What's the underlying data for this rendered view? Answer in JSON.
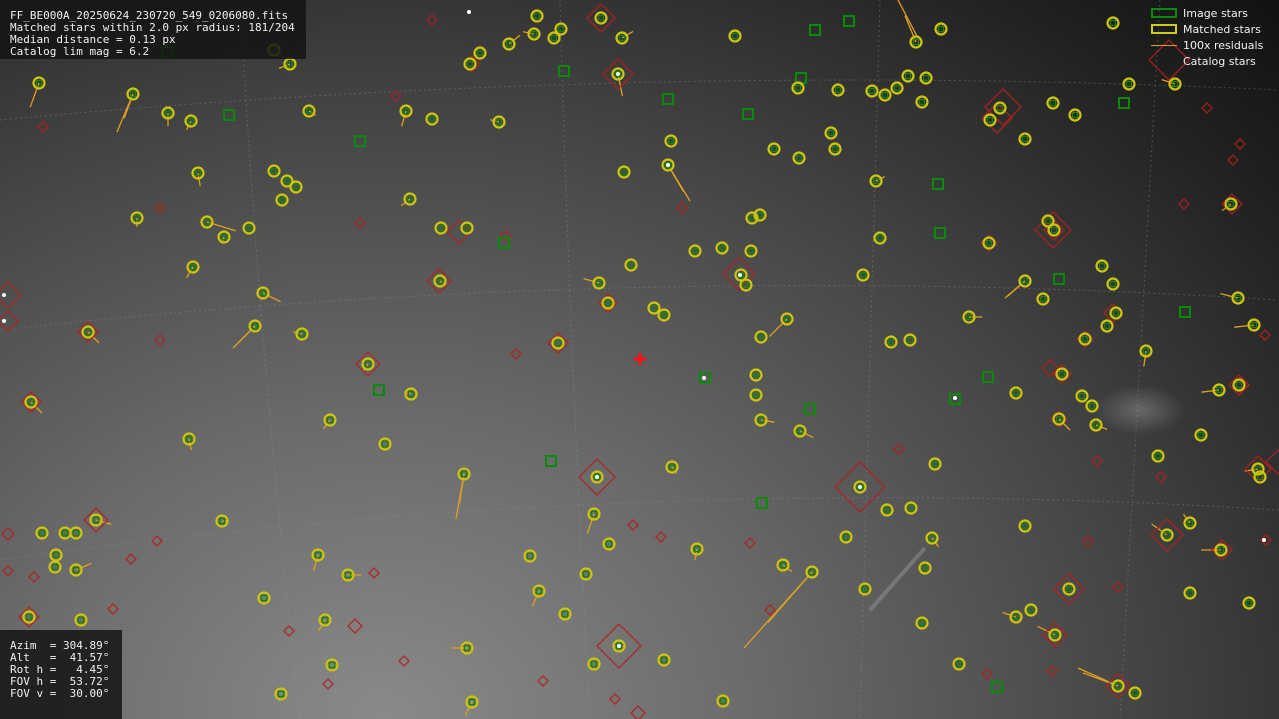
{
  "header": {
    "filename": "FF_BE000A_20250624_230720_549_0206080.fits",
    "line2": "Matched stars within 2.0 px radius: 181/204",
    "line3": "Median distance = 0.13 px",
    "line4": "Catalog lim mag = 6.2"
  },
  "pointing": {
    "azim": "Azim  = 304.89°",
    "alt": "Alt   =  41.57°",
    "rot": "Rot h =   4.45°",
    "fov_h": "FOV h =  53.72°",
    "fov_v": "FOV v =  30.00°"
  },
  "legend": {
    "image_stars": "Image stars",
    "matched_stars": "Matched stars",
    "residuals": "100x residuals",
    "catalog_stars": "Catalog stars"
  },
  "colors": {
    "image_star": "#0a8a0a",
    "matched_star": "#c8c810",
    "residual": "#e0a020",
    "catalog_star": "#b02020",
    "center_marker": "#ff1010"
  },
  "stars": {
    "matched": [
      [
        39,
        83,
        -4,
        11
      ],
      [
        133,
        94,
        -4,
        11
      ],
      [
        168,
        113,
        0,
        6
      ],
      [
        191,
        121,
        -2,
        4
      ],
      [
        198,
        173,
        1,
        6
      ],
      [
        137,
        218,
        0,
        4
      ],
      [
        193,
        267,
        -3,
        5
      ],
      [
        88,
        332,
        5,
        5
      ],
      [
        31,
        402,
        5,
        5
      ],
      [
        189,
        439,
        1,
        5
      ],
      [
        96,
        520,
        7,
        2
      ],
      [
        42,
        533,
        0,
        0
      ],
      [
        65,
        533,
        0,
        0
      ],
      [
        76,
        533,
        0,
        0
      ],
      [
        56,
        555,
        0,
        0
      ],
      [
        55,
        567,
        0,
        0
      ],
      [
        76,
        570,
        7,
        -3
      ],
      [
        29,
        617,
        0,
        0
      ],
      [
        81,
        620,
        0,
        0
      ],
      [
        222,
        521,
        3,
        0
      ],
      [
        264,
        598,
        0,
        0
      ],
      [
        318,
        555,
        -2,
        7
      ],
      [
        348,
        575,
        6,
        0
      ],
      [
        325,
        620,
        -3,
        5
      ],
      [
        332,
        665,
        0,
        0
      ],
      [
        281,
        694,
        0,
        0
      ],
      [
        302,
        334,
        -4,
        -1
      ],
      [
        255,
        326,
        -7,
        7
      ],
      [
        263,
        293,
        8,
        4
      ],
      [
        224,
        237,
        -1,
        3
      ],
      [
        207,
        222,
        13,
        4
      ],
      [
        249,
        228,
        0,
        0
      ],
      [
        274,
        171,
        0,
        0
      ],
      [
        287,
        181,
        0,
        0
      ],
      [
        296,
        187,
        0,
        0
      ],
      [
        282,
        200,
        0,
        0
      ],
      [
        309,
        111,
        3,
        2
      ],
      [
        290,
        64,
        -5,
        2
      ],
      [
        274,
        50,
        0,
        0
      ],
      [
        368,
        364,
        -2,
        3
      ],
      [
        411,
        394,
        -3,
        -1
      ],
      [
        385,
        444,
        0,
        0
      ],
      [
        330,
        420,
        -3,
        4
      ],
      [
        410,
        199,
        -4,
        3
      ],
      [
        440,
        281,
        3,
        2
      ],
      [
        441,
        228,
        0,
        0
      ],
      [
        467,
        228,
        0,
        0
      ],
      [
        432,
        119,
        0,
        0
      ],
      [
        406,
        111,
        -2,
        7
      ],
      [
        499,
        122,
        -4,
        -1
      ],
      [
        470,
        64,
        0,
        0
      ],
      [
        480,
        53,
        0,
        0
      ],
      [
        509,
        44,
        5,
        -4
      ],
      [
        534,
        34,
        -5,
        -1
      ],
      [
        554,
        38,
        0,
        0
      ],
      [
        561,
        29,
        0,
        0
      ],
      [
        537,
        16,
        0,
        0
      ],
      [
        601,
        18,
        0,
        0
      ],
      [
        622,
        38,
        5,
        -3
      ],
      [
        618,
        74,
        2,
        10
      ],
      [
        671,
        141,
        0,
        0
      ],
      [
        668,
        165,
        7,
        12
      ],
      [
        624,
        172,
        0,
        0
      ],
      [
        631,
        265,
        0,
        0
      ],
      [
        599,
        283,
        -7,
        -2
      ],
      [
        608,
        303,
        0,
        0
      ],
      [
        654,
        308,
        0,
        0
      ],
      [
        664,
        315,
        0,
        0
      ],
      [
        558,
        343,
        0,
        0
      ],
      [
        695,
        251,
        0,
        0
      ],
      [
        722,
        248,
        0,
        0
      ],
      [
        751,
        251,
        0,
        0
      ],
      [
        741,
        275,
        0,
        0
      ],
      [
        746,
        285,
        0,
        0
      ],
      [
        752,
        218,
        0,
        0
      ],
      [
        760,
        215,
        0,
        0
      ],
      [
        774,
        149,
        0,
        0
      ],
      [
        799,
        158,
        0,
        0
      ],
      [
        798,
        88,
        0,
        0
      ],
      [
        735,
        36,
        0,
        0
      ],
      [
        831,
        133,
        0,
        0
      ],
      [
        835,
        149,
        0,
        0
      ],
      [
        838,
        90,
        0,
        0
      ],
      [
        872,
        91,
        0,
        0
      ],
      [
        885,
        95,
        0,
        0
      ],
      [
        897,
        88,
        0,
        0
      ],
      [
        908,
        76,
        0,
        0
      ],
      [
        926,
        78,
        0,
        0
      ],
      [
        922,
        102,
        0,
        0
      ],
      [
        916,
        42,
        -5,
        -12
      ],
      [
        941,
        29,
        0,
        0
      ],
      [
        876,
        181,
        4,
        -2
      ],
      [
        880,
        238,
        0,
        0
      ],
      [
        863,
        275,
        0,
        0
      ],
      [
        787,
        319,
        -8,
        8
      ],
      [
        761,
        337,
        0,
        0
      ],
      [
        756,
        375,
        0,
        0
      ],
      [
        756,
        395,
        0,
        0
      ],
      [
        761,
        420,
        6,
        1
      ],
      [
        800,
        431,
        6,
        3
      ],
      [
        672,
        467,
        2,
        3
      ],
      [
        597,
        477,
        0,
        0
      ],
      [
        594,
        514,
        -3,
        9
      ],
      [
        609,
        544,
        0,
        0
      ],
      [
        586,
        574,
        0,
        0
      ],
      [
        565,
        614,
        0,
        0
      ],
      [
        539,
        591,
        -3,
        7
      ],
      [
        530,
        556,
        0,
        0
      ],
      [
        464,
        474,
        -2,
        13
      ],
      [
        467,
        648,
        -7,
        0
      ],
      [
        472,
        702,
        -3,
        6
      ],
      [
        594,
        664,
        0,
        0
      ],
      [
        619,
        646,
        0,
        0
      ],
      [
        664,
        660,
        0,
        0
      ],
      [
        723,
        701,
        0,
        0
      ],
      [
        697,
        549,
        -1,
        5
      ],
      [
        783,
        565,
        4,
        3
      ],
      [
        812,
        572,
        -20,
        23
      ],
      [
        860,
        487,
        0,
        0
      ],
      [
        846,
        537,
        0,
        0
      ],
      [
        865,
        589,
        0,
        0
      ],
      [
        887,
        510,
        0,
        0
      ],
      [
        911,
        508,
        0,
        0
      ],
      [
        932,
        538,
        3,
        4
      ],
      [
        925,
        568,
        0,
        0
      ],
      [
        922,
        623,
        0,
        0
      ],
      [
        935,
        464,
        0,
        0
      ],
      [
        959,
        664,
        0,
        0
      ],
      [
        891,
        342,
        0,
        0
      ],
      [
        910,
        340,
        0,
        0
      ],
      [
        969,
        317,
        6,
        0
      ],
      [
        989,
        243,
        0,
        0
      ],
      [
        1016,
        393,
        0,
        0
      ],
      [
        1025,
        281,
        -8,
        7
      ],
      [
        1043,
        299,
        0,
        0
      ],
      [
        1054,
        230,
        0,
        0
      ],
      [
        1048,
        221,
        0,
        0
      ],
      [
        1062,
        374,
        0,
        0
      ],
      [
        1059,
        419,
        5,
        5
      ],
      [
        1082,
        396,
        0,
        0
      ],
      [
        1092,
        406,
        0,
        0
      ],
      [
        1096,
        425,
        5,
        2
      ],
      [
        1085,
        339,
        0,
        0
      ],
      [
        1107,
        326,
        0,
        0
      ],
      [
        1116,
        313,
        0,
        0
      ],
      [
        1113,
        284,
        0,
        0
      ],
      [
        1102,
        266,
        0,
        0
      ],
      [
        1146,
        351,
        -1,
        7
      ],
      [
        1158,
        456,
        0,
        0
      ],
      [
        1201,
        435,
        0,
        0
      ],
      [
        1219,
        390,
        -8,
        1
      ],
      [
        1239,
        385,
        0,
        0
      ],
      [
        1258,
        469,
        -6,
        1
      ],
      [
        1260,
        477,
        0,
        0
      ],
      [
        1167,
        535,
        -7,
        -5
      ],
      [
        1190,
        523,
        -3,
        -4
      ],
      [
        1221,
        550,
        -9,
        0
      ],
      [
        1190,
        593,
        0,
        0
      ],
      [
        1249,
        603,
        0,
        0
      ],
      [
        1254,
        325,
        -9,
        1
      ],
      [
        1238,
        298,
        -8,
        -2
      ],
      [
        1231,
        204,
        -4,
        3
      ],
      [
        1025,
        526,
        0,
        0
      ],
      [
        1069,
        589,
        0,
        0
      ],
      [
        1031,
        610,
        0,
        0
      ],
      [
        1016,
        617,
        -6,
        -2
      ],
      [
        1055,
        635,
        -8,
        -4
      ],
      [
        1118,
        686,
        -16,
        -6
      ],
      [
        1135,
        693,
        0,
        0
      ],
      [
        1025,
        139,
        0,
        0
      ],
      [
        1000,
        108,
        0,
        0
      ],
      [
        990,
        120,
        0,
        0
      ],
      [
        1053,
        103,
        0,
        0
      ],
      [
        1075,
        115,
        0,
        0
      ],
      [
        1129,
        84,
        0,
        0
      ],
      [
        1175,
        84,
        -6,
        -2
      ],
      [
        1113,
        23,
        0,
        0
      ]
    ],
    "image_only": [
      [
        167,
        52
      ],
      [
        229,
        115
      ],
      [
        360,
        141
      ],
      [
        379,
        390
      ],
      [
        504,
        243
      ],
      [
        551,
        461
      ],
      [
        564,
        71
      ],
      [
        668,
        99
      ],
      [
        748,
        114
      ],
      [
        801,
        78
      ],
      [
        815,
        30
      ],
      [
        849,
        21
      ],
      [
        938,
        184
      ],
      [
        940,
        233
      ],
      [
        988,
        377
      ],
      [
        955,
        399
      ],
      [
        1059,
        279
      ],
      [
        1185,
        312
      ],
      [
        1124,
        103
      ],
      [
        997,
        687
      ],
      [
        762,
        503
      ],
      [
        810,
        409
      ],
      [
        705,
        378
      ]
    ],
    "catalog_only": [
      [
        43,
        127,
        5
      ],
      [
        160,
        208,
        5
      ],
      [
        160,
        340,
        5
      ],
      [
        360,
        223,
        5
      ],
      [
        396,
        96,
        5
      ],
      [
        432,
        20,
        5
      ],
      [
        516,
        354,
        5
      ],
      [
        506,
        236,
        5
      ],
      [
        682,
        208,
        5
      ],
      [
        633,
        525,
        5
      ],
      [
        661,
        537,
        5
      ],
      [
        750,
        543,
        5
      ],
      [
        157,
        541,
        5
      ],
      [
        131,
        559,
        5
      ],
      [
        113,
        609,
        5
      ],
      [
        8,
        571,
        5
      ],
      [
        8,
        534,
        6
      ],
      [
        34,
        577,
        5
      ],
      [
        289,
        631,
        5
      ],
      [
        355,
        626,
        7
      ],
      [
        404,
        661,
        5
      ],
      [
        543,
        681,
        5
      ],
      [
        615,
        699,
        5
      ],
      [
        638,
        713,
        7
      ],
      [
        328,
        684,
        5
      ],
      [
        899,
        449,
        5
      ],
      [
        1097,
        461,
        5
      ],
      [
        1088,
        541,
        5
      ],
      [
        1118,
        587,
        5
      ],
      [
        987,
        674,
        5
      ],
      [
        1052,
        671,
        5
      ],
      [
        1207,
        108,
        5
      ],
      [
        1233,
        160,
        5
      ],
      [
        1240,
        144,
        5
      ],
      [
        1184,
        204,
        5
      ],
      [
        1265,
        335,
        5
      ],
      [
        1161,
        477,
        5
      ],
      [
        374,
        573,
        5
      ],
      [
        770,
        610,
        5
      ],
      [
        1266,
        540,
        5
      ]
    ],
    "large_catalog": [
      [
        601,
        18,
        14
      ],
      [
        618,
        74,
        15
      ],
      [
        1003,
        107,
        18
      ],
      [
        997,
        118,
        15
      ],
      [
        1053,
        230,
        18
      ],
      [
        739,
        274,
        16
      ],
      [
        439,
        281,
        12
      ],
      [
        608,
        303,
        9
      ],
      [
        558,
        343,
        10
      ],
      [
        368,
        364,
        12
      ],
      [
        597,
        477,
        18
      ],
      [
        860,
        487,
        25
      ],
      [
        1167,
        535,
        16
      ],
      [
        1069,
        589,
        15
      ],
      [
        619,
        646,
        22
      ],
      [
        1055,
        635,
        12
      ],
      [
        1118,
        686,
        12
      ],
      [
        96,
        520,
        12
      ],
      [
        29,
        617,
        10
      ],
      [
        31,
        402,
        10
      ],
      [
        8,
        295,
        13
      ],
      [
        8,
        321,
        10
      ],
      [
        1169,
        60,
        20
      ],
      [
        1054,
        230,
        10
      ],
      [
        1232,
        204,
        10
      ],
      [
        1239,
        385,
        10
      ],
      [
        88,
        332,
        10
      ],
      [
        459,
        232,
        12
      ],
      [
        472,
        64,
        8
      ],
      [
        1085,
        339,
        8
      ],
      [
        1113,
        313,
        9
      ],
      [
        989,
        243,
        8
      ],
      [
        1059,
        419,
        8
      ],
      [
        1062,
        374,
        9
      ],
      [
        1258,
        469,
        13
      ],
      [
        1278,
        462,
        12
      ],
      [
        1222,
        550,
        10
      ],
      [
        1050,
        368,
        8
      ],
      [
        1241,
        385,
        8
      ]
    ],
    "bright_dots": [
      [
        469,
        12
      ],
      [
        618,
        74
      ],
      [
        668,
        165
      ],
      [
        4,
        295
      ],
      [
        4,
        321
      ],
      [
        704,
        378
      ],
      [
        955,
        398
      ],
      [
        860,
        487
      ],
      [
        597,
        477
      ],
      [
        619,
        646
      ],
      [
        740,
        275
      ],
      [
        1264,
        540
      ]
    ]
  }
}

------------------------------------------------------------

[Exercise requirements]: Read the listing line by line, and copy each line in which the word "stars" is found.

[Result for this exercise]:
    "line2": "Matched stars within 2.0 px radius: 181/204",
    "image_stars": "Image stars",
    "matched_stars": "Matched stars",
    "catalog_stars": "Catalog stars"
  "stars": {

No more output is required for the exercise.